PARIS — Swatch Group and PVH Corp. have decided to end their watch licensing agreement for the Calvin Klein brand after more than two decades, reflecting sector upheaval as mid-priced timepieces struggle to compete with smartwatches.
“After more than 22 years of exclusive licensing collaboration, Swatch Group has decided to let the licensing agreement with Calvin Klein end at its date of expiration,” Swatch Group said on Tuesday. It said the contract was due to end “in the near future,” without providing an exact date.
“The decision has been taken due to the recent turbulence and uncertainties at the management level of Calvin Klein Inc., New York,” Swatch Group added, without elaborating.
In a separate statement, Calvin Klein parent company PVH Corp. said the brand had been evaluating its watch and jewelry license over the past few years as the category had failed to deliver the desired growth under Swatch Group’s direction.
“Calvin Klein and Swatch Group have agreed to end the relationship after 22 years, as both partners believe that they have been unable to achieve the maximum potential in key markets. Calvin Klein is currently evaluating the best possible partner for the future and will announce its partner in due course,” the U.S. company said.
The announcements confirmed a report in July in Swiss trade paper Business Montres, which said the license would be picked up by Movado Group, whose brands include Tommy Hilfiger, Hugo Boss, Coach and Lacoste. Officials at Movado were not immediately available to comment on the report.
“We are very optimistic about the potential growth the watch and jewelry category holds for us,” said John Van Glahn, president licensing at Calvin Klein. “We are confident that with the right partner in place we will be able to strengthen this category, as well as our overall lifestyle business.”

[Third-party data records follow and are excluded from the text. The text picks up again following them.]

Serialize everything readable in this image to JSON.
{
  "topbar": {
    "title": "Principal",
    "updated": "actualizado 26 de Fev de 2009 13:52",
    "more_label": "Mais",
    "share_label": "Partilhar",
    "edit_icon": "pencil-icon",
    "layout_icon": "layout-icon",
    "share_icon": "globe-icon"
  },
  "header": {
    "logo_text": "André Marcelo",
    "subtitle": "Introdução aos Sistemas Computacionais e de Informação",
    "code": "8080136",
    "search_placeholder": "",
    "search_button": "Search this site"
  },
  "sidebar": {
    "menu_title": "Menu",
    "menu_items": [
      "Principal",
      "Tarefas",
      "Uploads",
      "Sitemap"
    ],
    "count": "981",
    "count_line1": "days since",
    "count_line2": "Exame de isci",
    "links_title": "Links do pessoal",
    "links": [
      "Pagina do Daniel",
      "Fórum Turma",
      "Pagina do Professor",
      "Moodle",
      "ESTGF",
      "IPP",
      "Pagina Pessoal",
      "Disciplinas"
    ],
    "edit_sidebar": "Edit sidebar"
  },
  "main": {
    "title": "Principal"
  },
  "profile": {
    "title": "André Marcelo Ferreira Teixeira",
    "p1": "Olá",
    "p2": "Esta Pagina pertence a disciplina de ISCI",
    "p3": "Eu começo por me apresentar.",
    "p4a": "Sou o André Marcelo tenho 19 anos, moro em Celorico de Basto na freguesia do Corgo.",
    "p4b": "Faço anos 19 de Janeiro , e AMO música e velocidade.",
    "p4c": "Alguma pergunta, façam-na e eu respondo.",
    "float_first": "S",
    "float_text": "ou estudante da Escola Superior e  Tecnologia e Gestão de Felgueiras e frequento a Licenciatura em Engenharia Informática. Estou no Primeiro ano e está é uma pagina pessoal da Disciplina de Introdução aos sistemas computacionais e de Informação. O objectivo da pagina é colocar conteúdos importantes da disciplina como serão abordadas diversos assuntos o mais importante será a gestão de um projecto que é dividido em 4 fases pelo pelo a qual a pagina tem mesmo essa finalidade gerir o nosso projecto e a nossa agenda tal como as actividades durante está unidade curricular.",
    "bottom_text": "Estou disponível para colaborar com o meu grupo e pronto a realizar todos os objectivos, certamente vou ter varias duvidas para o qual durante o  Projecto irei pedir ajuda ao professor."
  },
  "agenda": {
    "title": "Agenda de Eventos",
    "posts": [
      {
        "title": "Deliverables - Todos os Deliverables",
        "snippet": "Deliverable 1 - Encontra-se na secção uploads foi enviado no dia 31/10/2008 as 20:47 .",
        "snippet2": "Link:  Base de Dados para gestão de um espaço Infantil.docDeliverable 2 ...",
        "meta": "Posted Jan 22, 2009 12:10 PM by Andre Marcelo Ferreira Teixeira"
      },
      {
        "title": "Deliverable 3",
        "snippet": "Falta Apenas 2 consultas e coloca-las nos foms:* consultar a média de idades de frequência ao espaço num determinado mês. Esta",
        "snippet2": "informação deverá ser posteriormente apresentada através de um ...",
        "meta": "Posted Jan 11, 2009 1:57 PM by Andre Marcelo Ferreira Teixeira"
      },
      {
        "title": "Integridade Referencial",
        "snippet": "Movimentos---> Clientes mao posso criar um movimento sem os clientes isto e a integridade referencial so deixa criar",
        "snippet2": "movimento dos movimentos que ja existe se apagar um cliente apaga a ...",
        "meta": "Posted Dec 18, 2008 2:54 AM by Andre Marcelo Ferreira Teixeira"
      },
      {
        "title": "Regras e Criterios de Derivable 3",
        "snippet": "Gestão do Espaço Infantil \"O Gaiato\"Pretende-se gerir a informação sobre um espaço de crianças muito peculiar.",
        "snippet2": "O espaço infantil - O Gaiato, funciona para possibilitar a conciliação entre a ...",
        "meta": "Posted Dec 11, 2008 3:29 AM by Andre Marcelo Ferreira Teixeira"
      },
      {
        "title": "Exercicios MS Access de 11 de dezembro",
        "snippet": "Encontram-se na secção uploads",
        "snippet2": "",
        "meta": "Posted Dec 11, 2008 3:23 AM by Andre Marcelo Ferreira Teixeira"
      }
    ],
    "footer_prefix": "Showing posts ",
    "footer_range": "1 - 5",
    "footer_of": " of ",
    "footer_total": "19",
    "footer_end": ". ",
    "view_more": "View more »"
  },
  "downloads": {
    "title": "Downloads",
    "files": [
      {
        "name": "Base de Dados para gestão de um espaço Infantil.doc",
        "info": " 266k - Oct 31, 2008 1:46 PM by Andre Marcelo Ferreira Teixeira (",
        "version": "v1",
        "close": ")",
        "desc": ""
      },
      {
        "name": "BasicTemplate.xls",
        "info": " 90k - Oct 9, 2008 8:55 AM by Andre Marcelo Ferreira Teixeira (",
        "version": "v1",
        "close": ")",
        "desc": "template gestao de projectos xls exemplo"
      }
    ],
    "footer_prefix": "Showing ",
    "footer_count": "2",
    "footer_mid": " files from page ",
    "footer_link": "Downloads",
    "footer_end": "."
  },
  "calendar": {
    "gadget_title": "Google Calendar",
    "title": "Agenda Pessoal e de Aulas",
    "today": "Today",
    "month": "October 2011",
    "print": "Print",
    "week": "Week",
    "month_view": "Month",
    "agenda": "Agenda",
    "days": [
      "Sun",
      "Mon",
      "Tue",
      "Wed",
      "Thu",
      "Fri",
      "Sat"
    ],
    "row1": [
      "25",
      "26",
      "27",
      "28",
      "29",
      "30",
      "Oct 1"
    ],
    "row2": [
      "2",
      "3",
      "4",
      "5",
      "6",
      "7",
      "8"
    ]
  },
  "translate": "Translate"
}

Over the past year, Calvin Klein has shuttered its Manhattan flagship at 654 Madison Avenue, closed its Milan office and exited the Collections business. The company embarked on a new digital-first strategy, but earlier this month, the executive charged with driving that strategy left the brand. Marie Gulin-Merle, chief marketing officer of Calvin Klein Inc. and chief digital officer of PVH Corp., had been with the company since May 2018.
After Raf Simons abruptly exited Calvin Klein as chief creative officer in December 2018, Gulin-Merle was charged with creating a high-wattage “halo effect” to drive sales of jeans and underwear, without having the advantage of a high-profile designer or a designer collection.
Swatch Group, the world’s biggest watchmaker, has seen its sales come under pressure from political turmoil in Hong Kong, the number-one market for Swiss timepieces, and a crackdown on gray market dealers that it estimated cost it “in the triple-digit-millions” in lost revenues in the first half.
The group, which produces timepieces ranging from diamond-encrusted Harry Winston creations to plastic Swatch watches, said revenues fell 4.4 percent in the first six months of the year, and net profit was down 11.3 percent year-on-year, prompting it to cut its workforce by 300 people.
On the upside, the company noted a “marked increase in e-commerce, especially in the middle and basic segment.” But Rogerio Fujimori, analyst at RBC Capital Markets, said increasing competition from smartwatches would require higher marketing spending to support its low- to mid-priced brands.
Swiss watch exports rose 10.2 percent in September, but volumes continued to fall significantly, with a sharp decline in watches priced below 200 francs, according to the Federation of the Swiss Watch Industry. The total number of Swiss watches exported has fallen from 28.1 million in 2013 to 23.7 million in 2018, it said.
Morgan Stanley analysts Edouard Aubin and Elena Mariani said they believed Swatch Group’s license with Calvin Klein was set to expire in 2021.
“Contribution to profits was likely nil at the brand level,” they added, estimating that sales for the Calvin Klein brand fell below 200 million Swiss francs in 2018 from a peak of more than 450 million Swiss francs about 10 or 15 years ago. Swatch Group has never published specific figures regarding the Calvin Klein license.
“While the contribution of the CK brand had become negligible to the group, the decision not to renew the contract will likely lead to further operating deleverage,” the Morgan Stanley research note predicted.
“As the dominant player in the entry price segment and, being very vertically integrated, we believe that the Swatch Group is particularly exposed to declining volumes. We would expect this to be only partially offset by proactive measures taken in recent months to address costs,” it added.